Q: What’s the most rewarding thing about your job?  

A: I think this is a common answer among female physicians – I love my patients. I love the feedback and care more about them then the other aspects of my job including what others think about me. It’s the relationship I have with my patients that brings me the most satisfaction. 


Dr. Laura Witherspoon earned her medical degree from Vanderbilt University School of Medicine in Nashville, Tennessee. She completed an internship and residency in general surgery at the University of California, Fresno-Central San Joaquin Valley Medical Education in Fresno California. She served as a staff general surgeon in the U.S. Air Force before joining USA in 1997. 

Dr. Witherspoon is an associate professor, department of surgery, UT College of Medicine. She is board certified through the American Board of Surgery (ABS) and a Fellow of the American College of Surgeons (FACS). Dr. Witherspoon specializes in breast surgery.  

To schedule an appointment with Dr. Witherspoon, call (423) 267-0466

Posted by University Surgical  | Category: surgery

Ask a Doc - Varicose Veins

September 27th, 2018

Q: I HAVE VARICOSE VEINS, AND I DESPERATELY WANT TO GET RID OF THEM. WHAT CAN I DO ABOUT THEM?

A: The good news is you can get rid of your varicose veins and treatments are highly successful. 

Varicose veins come in basically two types: cosmetic and symptomatic. Unsightly spider veins are the most common cosmetic, while the more serious symptomatic veins may cause swelling, aching, itching, inflammation and ulcers at the ankle. Many people have both types, which can be determined by an examination. In symptomatic types, ultrasound is also needed to help determine the best treatment.

There are a variety of treatment methods, all performed as an outpatient. Treatment for spider veins is simply injecting the veins using a tiny needle with a solution or small electrical charges that seal the veins. Patients with symptomatic veins require sealing of the main superficial vein with radio waves, laser or glue. In addition, for large varicosities, foam may be needed or small nicks in the skin and removal of the varicosities may be used to complete the treatment.

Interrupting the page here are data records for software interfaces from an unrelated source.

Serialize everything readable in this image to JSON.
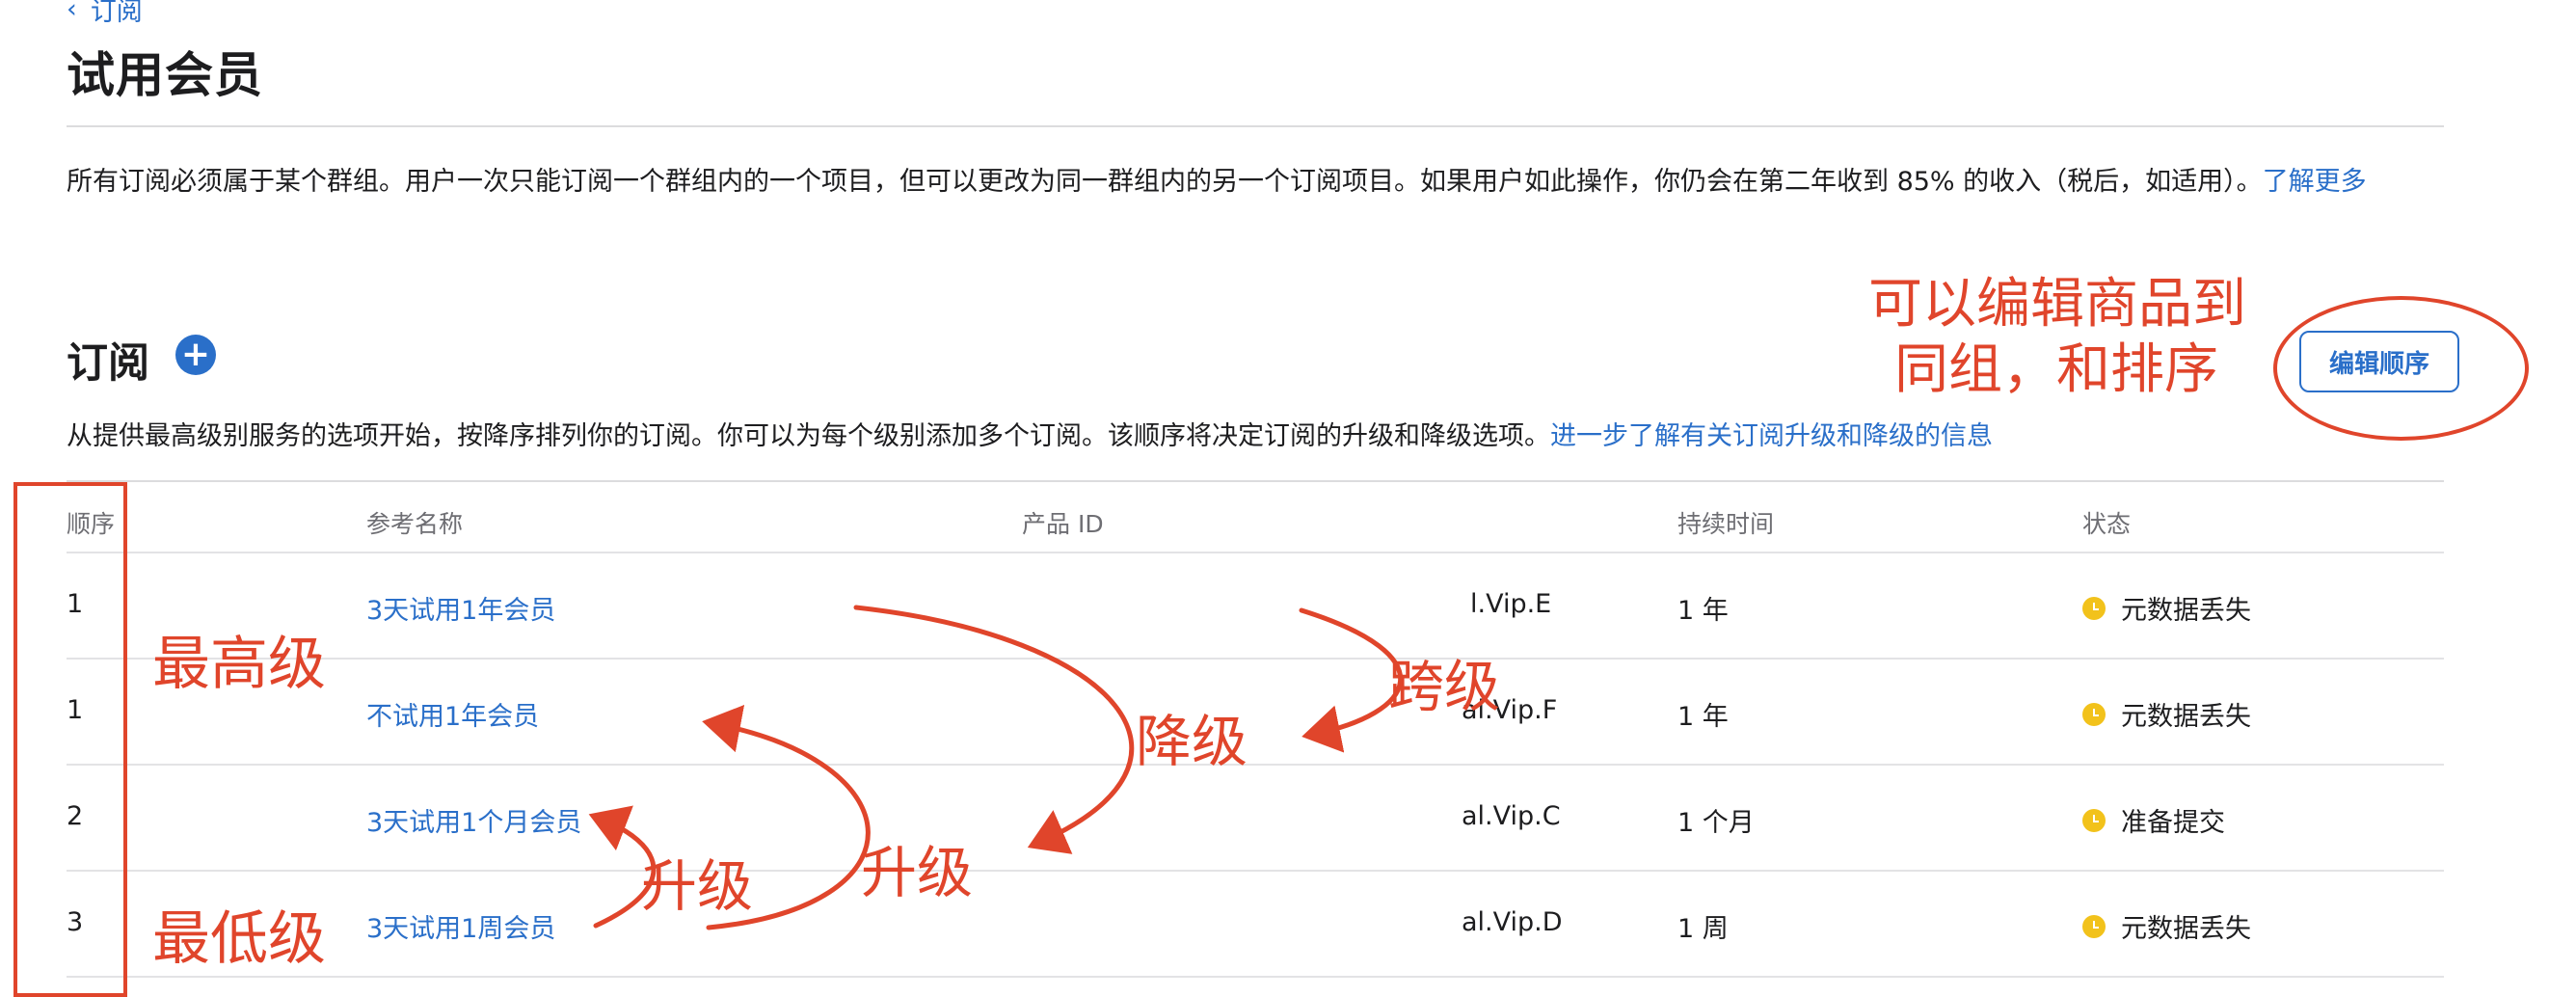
{
  "breadcrumb": {
    "back_label": "订阅"
  },
  "page_title": "试用会员",
  "description": {
    "text": "所有订阅必须属于某个群组。用户一次只能订阅一个群组内的一个项目，但可以更改为同一群组内的另一个订阅项目。如果用户如此操作，你仍会在第二年收到 85% 的收入（税后，如适用）。",
    "link": "了解更多"
  },
  "section": {
    "title": "订阅",
    "edit_order_label": "编辑顺序",
    "subtitle": "从提供最高级别服务的选项开始，按降序排列你的订阅。你可以为每个级别添加多个订阅。该顺序将决定订阅的升级和降级选项。",
    "subtitle_link": "进一步了解有关订阅升级和降级的信息"
  },
  "table": {
    "headers": [
      "顺序",
      "参考名称",
      "产品 ID",
      "持续时间",
      "状态"
    ],
    "rows": [
      {
        "order": "1",
        "name": "3天试用1年会员",
        "product_id": "l.Vip.E",
        "duration": "1 年",
        "status": "元数据丢失"
      },
      {
        "order": "1",
        "name": "不试用1年会员",
        "product_id": "al.Vip.F",
        "duration": "1 年",
        "status": "元数据丢失"
      },
      {
        "order": "2",
        "name": "3天试用1个月会员",
        "product_id": "al.Vip.C",
        "duration": "1 个月",
        "status": "准备提交"
      },
      {
        "order": "3",
        "name": "3天试用1周会员",
        "product_id": "al.Vip.D",
        "duration": "1 周",
        "status": "元数据丢失"
      }
    ]
  },
  "annotations": {
    "edit_note_line1": "可以编辑商品到",
    "edit_note_line2": "同组，和排序",
    "highest": "最高级",
    "lowest": "最低级",
    "downgrade": "降级",
    "cross_grade": "跨级",
    "upgrade_1": "升级",
    "upgrade_2": "升级"
  },
  "colors": {
    "link": "#2a6fc9",
    "annotation": "#e0452b",
    "status_dot": "#f2c21b"
  }
}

Most patients are happy with the results and wish they had done it sooner. Don't let the pain and embarrassment of varicose veins keep you from enjoying your life.

— Michael Greer, MD, FACS, RPVI, USA Vascular Surgeon